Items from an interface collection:
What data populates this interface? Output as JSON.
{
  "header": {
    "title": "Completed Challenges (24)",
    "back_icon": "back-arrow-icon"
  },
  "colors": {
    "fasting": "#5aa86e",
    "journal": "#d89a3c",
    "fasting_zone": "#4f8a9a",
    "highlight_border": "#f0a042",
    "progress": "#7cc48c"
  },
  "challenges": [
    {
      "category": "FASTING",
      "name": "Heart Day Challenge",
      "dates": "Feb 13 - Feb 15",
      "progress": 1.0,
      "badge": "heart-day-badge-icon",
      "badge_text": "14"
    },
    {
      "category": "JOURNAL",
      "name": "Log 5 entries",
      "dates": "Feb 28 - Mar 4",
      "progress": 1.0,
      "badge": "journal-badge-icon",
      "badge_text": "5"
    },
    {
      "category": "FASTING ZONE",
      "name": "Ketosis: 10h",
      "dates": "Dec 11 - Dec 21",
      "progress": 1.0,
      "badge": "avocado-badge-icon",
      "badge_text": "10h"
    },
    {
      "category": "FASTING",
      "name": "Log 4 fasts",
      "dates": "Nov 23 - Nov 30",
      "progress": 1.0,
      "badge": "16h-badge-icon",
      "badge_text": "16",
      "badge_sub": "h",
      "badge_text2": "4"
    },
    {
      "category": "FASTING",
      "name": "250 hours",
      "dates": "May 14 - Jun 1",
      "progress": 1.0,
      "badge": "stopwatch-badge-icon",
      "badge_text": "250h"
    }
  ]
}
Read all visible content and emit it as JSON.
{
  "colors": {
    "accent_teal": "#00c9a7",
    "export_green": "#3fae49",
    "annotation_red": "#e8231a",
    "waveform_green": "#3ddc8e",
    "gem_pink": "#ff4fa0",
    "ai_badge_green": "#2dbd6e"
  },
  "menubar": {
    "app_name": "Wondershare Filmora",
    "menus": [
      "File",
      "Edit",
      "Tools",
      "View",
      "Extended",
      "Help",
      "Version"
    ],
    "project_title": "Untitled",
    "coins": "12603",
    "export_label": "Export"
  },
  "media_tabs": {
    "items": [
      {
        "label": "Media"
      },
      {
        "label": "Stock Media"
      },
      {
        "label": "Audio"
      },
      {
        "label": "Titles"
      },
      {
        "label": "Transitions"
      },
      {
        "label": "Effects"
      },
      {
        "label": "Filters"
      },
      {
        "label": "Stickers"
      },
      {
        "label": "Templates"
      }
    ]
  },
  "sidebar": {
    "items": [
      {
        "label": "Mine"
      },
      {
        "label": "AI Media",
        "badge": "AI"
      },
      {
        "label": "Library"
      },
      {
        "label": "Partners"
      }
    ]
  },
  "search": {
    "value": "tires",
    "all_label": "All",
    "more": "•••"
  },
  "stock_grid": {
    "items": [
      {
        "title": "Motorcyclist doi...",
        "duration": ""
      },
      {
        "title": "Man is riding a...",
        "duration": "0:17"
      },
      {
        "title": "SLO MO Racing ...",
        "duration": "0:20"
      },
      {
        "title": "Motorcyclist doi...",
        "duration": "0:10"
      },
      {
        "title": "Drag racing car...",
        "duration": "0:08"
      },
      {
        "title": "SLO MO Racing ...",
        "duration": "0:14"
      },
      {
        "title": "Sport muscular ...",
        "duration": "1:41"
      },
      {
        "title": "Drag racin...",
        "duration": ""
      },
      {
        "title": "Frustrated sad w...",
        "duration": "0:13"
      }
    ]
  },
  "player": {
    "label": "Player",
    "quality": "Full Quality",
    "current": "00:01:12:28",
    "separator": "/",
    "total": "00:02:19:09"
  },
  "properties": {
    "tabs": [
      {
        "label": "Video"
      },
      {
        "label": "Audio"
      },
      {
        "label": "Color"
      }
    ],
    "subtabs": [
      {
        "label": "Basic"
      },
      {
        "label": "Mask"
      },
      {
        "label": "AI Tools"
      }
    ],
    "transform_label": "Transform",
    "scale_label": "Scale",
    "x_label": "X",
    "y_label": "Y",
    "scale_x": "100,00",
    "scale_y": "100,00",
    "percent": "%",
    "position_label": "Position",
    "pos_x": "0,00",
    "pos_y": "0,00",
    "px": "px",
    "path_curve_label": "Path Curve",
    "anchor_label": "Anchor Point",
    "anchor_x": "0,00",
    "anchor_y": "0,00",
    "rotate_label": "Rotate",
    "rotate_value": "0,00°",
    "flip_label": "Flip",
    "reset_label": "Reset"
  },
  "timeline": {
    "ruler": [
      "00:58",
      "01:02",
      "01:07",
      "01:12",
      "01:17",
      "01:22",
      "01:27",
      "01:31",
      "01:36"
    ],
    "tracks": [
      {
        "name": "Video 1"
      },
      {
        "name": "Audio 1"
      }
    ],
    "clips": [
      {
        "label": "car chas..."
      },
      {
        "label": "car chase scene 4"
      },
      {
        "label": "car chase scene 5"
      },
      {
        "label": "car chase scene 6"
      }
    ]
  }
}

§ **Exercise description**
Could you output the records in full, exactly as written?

§ **Solved problem**
What data populates this interface? Output as JSON.
{
  "header": {
    "title": "Completed Challenges (24)",
    "back_icon": "back-arrow-icon"
  },
  "colors": {
    "fasting": "#5aa86e",
    "journal": "#d89a3c",
    "fasting_zone": "#4f8a9a",
    "highlight_border": "#f0a042",
    "progress": "#7cc48c"
  },
  "challenges": [
    {
      "category": "FASTING",
      "name": "Heart Day Challenge",
      "dates": "Feb 13 - Feb 15",
      "progress": 1.0,
      "badge": "heart-day-badge-icon",
      "badge_text": "14"
    },
    {
      "category": "JOURNAL",
      "name": "Log 5 entries",
      "dates": "Feb 28 - Mar 4",
      "progress": 1.0,
      "badge": "journal-badge-icon",
      "badge_text": "5"
    },
    {
      "category": "FASTING ZONE",
      "name": "Ketosis: 10h",
      "dates": "Dec 11 - Dec 21",
      "progress": 1.0,
      "badge": "avocado-badge-icon",
      "badge_text": "10h"
    },
    {
      "category": "FASTING",
      "name": "Log 4 fasts",
      "dates": "Nov 23 - Nov 30",
      "progress": 1.0,
      "badge": "16h-badge-icon",
      "badge_text": "16",
      "badge_sub": "h",
      "badge_text2": "4"
    },
    {
      "category": "FASTING",
      "name": "250 hours",
      "dates": "May 14 - Jun 1",
      "progress": 1.0,
      "badge": "stopwatch-badge-icon",
      "badge_text": "250h"
    }
  ]
}
Read all visible content and emit it as JSON.
{
  "colors": {
    "accent_teal": "#00c9a7",
    "export_green": "#3fae49",
    "annotation_red": "#e8231a",
    "waveform_green": "#3ddc8e",
    "gem_pink": "#ff4fa0",
    "ai_badge_green": "#2dbd6e"
  },
  "menubar": {
    "app_name": "Wondershare Filmora",
    "menus": [
      "File",
      "Edit",
      "Tools",
      "View",
      "Extended",
      "Help",
      "Version"
    ],
    "project_title": "Untitled",
    "coins": "12603",
    "export_label": "Export"
  },
  "media_tabs": {
    "items": [
      {
        "label": "Media"
      },
      {
        "label": "Stock Media"
      },
      {
        "label": "Audio"
      },
      {
        "label": "Titles"
      },
      {
        "label": "Transitions"
      },
      {
        "label": "Effects"
      },
      {
        "label": "Filters"
      },
      {
        "label": "Stickers"
      },
      {
        "label": "Templates"
      }
    ]
  },
  "sidebar": {
    "items": [
      {
        "label": "Mine"
      },
      {
        "label": "AI Media",
        "badge": "AI"
      },
      {
        "label": "Library"
      },
      {
        "label": "Partners"
      }
    ]
  },
  "search": {
    "value": "tires",
    "all_label": "All",
    "more": "•••"
  },
  "stock_grid": {
    "items": [
      {
        "title": "Motorcyclist doi...",
        "duration": ""
      },
      {
        "title": "Man is riding a...",
        "duration": "0:17"
      },
      {
        "title": "SLO MO Racing ...",
        "duration": "0:20"
      },
      {
        "title": "Motorcyclist doi...",
        "duration": "0:10"
      },
      {
        "title": "Drag racing car...",
        "duration": "0:08"
      },
      {
        "title": "SLO MO Racing ...",
        "duration": "0:14"
      },
      {
        "title": "Sport muscular ...",
        "duration": "1:41"
      },
      {
        "title": "Drag racin...",
        "duration": ""
      },
      {
        "title": "Frustrated sad w...",
        "duration": "0:13"
      }
    ]
  },
  "player": {
    "label": "Player",
    "quality": "Full Quality",
    "current": "00:01:12:28",
    "separator": "/",
    "total": "00:02:19:09"
  },
  "properties": {
    "tabs": [
      {
        "label": "Video"
      },
      {
        "label": "Audio"
      },
      {
        "label": "Color"
      }
    ],
    "subtabs": [
      {
        "label": "Basic"
      },
      {
        "label": "Mask"
      },
      {
        "label": "AI Tools"
      }
    ],
    "transform_label": "Transform",
    "scale_label": "Scale",
    "x_label": "X",
    "y_label": "Y",
    "scale_x": "100,00",
    "scale_y": "100,00",
    "percent": "%",
    "position_label": "Position",
    "pos_x": "0,00",
    "pos_y": "0,00",
    "px": "px",
    "path_curve_label": "Path Curve",
    "anchor_label": "Anchor Point",
    "anchor_x": "0,00",
    "anchor_y": "0,00",
    "rotate_label": "Rotate",
    "rotate_value": "0,00°",
    "flip_label": "Flip",
    "reset_label": "Reset"
  },
  "timeline": {
    "ruler": [
      "00:58",
      "01:02",
      "01:07",
      "01:12",
      "01:17",
      "01:22",
      "01:27",
      "01:31",
      "01:36"
    ],
    "tracks": [
      {
        "name": "Video 1"
      },
      {
        "name": "Audio 1"
      }
    ],
    "clips": [
      {
        "label": "car chas..."
      },
      {
        "label": "car chase scene 4"
      },
      {
        "label": "car chase scene 5"
      },
      {
        "label": "car chase scene 6"
      }
    ]
  }
}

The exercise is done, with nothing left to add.